Give the entries back exactly as they stand, but without pictures.

━━━━━ Supplied material ━━━━━

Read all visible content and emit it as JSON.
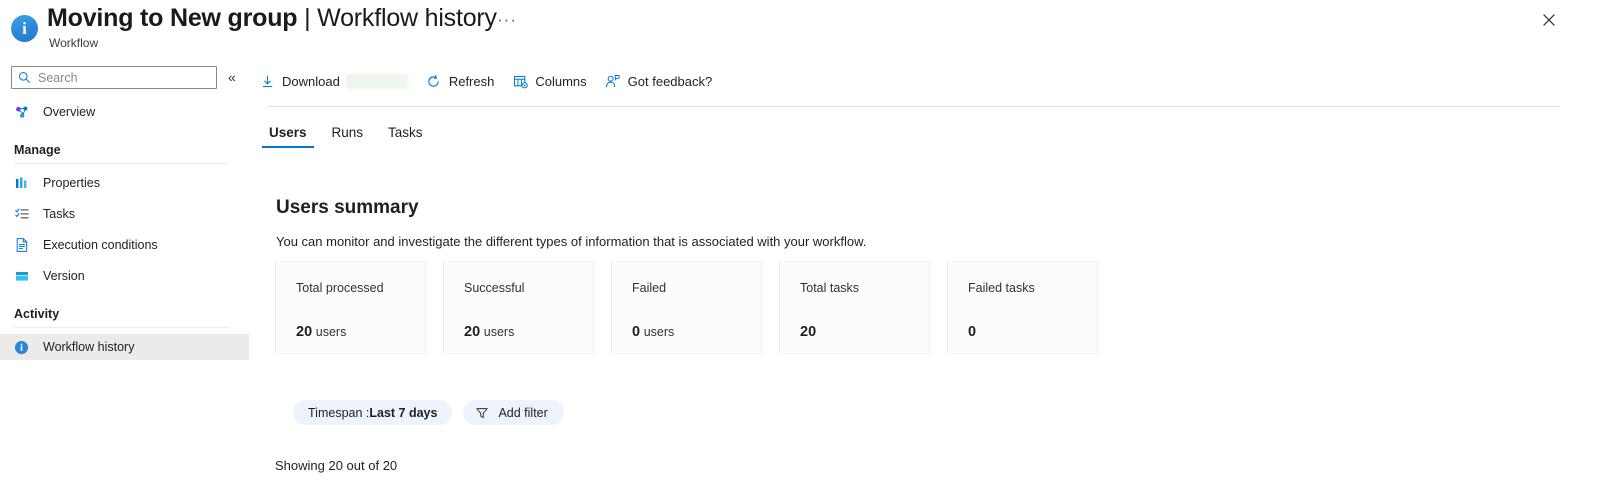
{
  "header": {
    "icon": "info-circle-icon",
    "title_main": "Moving to New group",
    "title_separator": "|",
    "title_secondary": "Workflow history",
    "subtitle": "Workflow",
    "overflow_label": "···",
    "close_label": "Close"
  },
  "sidebar": {
    "search": {
      "value": "",
      "placeholder": "Search",
      "icon": "search-icon"
    },
    "collapse": {
      "label": "«",
      "icon": "chevron-double-left-icon"
    },
    "overview": {
      "label": "Overview",
      "icon": "overview-icon"
    },
    "groups": [
      {
        "label": "Manage",
        "items": [
          {
            "label": "Properties",
            "icon": "properties-icon"
          },
          {
            "label": "Tasks",
            "icon": "tasks-list-icon"
          },
          {
            "label": "Execution conditions",
            "icon": "document-icon"
          },
          {
            "label": "Version",
            "icon": "version-icon"
          }
        ]
      },
      {
        "label": "Activity",
        "items": [
          {
            "label": "Workflow history",
            "icon": "info-circle-icon",
            "selected": true
          }
        ]
      }
    ]
  },
  "toolbar": {
    "items": [
      {
        "label": "Download",
        "icon": "download-icon",
        "redacted_after": true
      },
      {
        "label": "Refresh",
        "icon": "refresh-icon"
      },
      {
        "label": "Columns",
        "icon": "columns-icon"
      },
      {
        "label": "Got feedback?",
        "icon": "feedback-person-icon"
      }
    ]
  },
  "tabs": [
    {
      "label": "Users",
      "active": true
    },
    {
      "label": "Runs",
      "active": false
    },
    {
      "label": "Tasks",
      "active": false
    }
  ],
  "main": {
    "section_title": "Users summary",
    "section_description": "You can monitor and investigate the different types of information that is associated with your workflow.",
    "cards": [
      {
        "label": "Total processed",
        "value": "20",
        "unit": "users"
      },
      {
        "label": "Successful",
        "value": "20",
        "unit": "users"
      },
      {
        "label": "Failed",
        "value": "0",
        "unit": "users"
      },
      {
        "label": "Total tasks",
        "value": "20",
        "unit": ""
      },
      {
        "label": "Failed tasks",
        "value": "0",
        "unit": ""
      }
    ],
    "filters": [
      {
        "type": "applied",
        "prefix": "Timespan : ",
        "value": "Last 7 days"
      },
      {
        "type": "add",
        "label": "Add filter",
        "icon": "funnel-icon"
      }
    ],
    "showing": "Showing 20 out of 20"
  },
  "colors": {
    "accent": "#0078d4",
    "selected_nav_bg": "#edebe9",
    "pill_bg": "#edf3fb",
    "card_bg": "#fcfcfc",
    "divider": "#e1dfdd"
  }
}
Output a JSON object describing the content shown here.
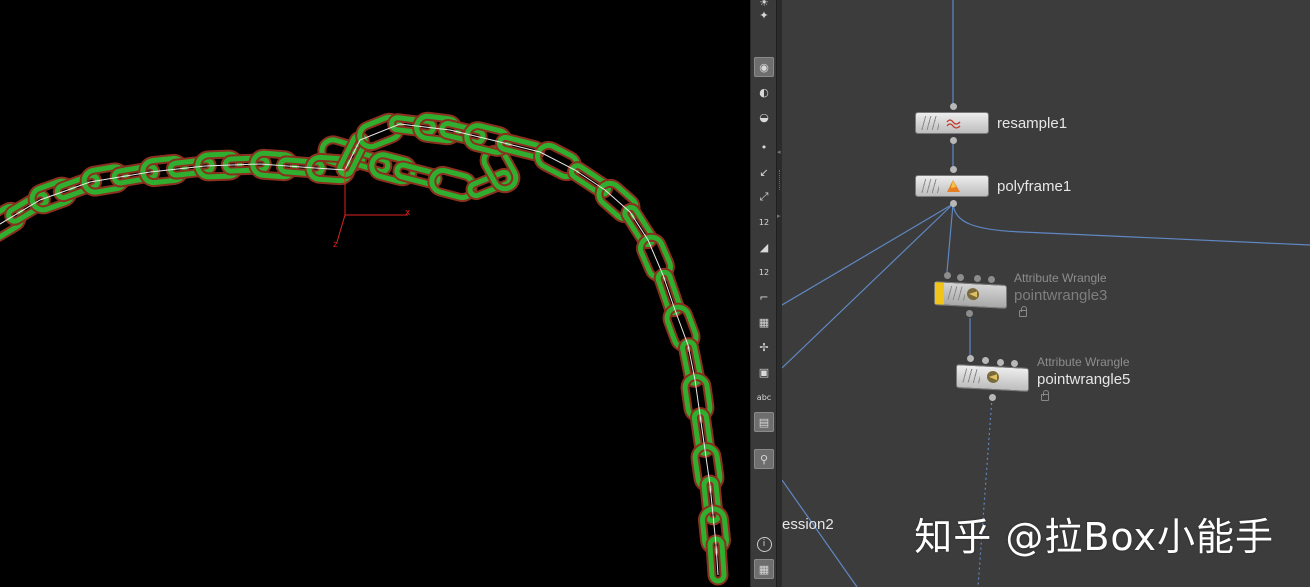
{
  "viewport": {
    "axis_label_x": "x",
    "axis_label_z": "z"
  },
  "toolbar": {
    "tools": [
      {
        "icon": "light-icon"
      },
      {
        "icon": "camera-light-icon"
      },
      {
        "icon": "shading-mode-icon",
        "active": true
      },
      {
        "icon": "visibility-icon"
      },
      {
        "icon": "ghost-icon"
      },
      {
        "icon": "point-display-icon"
      },
      {
        "icon": "normals-icon"
      },
      {
        "icon": "point-normals-icon"
      },
      {
        "icon": "point-numbers-icon",
        "label": "12"
      },
      {
        "icon": "primitive-normals-icon"
      },
      {
        "icon": "primitive-numbers-icon",
        "label": "12"
      },
      {
        "icon": "bounding-box-icon"
      },
      {
        "icon": "snap-grid-icon"
      },
      {
        "icon": "transform-handle-icon"
      },
      {
        "icon": "display-options-icon"
      },
      {
        "icon": "text-display-icon",
        "label": "abc"
      },
      {
        "icon": "background-image-icon",
        "active": true
      },
      {
        "icon": "flipbook-icon",
        "active": true
      },
      {
        "icon": "info-icon",
        "label": "i"
      },
      {
        "icon": "grid-layout-icon",
        "active": true
      }
    ]
  },
  "network": {
    "nodes": [
      {
        "name": "resample1",
        "type": "",
        "icon": "resample-icon",
        "state": "normal"
      },
      {
        "name": "polyframe1",
        "type": "",
        "icon": "polyframe-icon",
        "state": "normal"
      },
      {
        "name": "pointwrangle3",
        "type": "Attribute Wrangle",
        "icon": "wrangle-icon",
        "state": "bypassed"
      },
      {
        "name": "pointwrangle5",
        "type": "Attribute Wrangle",
        "icon": "wrangle-icon",
        "state": "normal"
      }
    ],
    "partial_node_label": "ession2",
    "wire_color": "#5f87c2",
    "bypass_flag_color": "#f0c419"
  },
  "watermark": "知乎 @拉Box小能手"
}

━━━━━

• Output below:
Read all visible content and emit it as JSON.
{
  "header": {
    "icon": "info-circle-icon",
    "title_main": "Moving to New group",
    "title_separator": "|",
    "title_secondary": "Workflow history",
    "subtitle": "Workflow",
    "overflow_label": "···",
    "close_label": "Close"
  },
  "sidebar": {
    "search": {
      "value": "",
      "placeholder": "Search",
      "icon": "search-icon"
    },
    "collapse": {
      "label": "«",
      "icon": "chevron-double-left-icon"
    },
    "overview": {
      "label": "Overview",
      "icon": "overview-icon"
    },
    "groups": [
      {
        "label": "Manage",
        "items": [
          {
            "label": "Properties",
            "icon": "properties-icon"
          },
          {
            "label": "Tasks",
            "icon": "tasks-list-icon"
          },
          {
            "label": "Execution conditions",
            "icon": "document-icon"
          },
          {
            "label": "Version",
            "icon": "version-icon"
          }
        ]
      },
      {
        "label": "Activity",
        "items": [
          {
            "label": "Workflow history",
            "icon": "info-circle-icon",
            "selected": true
          }
        ]
      }
    ]
  },
  "toolbar": {
    "items": [
      {
        "label": "Download",
        "icon": "download-icon",
        "redacted_after": true
      },
      {
        "label": "Refresh",
        "icon": "refresh-icon"
      },
      {
        "label": "Columns",
        "icon": "columns-icon"
      },
      {
        "label": "Got feedback?",
        "icon": "feedback-person-icon"
      }
    ]
  },
  "tabs": [
    {
      "label": "Users",
      "active": true
    },
    {
      "label": "Runs",
      "active": false
    },
    {
      "label": "Tasks",
      "active": false
    }
  ],
  "main": {
    "section_title": "Users summary",
    "section_description": "You can monitor and investigate the different types of information that is associated with your workflow.",
    "cards": [
      {
        "label": "Total processed",
        "value": "20",
        "unit": "users"
      },
      {
        "label": "Successful",
        "value": "20",
        "unit": "users"
      },
      {
        "label": "Failed",
        "value": "0",
        "unit": "users"
      },
      {
        "label": "Total tasks",
        "value": "20",
        "unit": ""
      },
      {
        "label": "Failed tasks",
        "value": "0",
        "unit": ""
      }
    ],
    "filters": [
      {
        "type": "applied",
        "prefix": "Timespan : ",
        "value": "Last 7 days"
      },
      {
        "type": "add",
        "label": "Add filter",
        "icon": "funnel-icon"
      }
    ],
    "showing": "Showing 20 out of 20"
  },
  "colors": {
    "accent": "#0078d4",
    "selected_nav_bg": "#edebe9",
    "pill_bg": "#edf3fb",
    "card_bg": "#fcfcfc",
    "divider": "#e1dfdd"
  }
}
Output a JSON object describing the content shown here.
{
  "viewport": {
    "axis_label_x": "x",
    "axis_label_z": "z"
  },
  "toolbar": {
    "tools": [
      {
        "icon": "light-icon"
      },
      {
        "icon": "camera-light-icon"
      },
      {
        "icon": "shading-mode-icon",
        "active": true
      },
      {
        "icon": "visibility-icon"
      },
      {
        "icon": "ghost-icon"
      },
      {
        "icon": "point-display-icon"
      },
      {
        "icon": "normals-icon"
      },
      {
        "icon": "point-normals-icon"
      },
      {
        "icon": "point-numbers-icon",
        "label": "12"
      },
      {
        "icon": "primitive-normals-icon"
      },
      {
        "icon": "primitive-numbers-icon",
        "label": "12"
      },
      {
        "icon": "bounding-box-icon"
      },
      {
        "icon": "snap-grid-icon"
      },
      {
        "icon": "transform-handle-icon"
      },
      {
        "icon": "display-options-icon"
      },
      {
        "icon": "text-display-icon",
        "label": "abc"
      },
      {
        "icon": "background-image-icon",
        "active": true
      },
      {
        "icon": "flipbook-icon",
        "active": true
      },
      {
        "icon": "info-icon",
        "label": "i"
      },
      {
        "icon": "grid-layout-icon",
        "active": true
      }
    ]
  },
  "network": {
    "nodes": [
      {
        "name": "resample1",
        "type": "",
        "icon": "resample-icon",
        "state": "normal"
      },
      {
        "name": "polyframe1",
        "type": "",
        "icon": "polyframe-icon",
        "state": "normal"
      },
      {
        "name": "pointwrangle3",
        "type": "Attribute Wrangle",
        "icon": "wrangle-icon",
        "state": "bypassed"
      },
      {
        "name": "pointwrangle5",
        "type": "Attribute Wrangle",
        "icon": "wrangle-icon",
        "state": "normal"
      }
    ],
    "partial_node_label": "ession2",
    "wire_color": "#5f87c2",
    "bypass_flag_color": "#f0c419"
  },
  "watermark": "知乎 @拉Box小能手"
}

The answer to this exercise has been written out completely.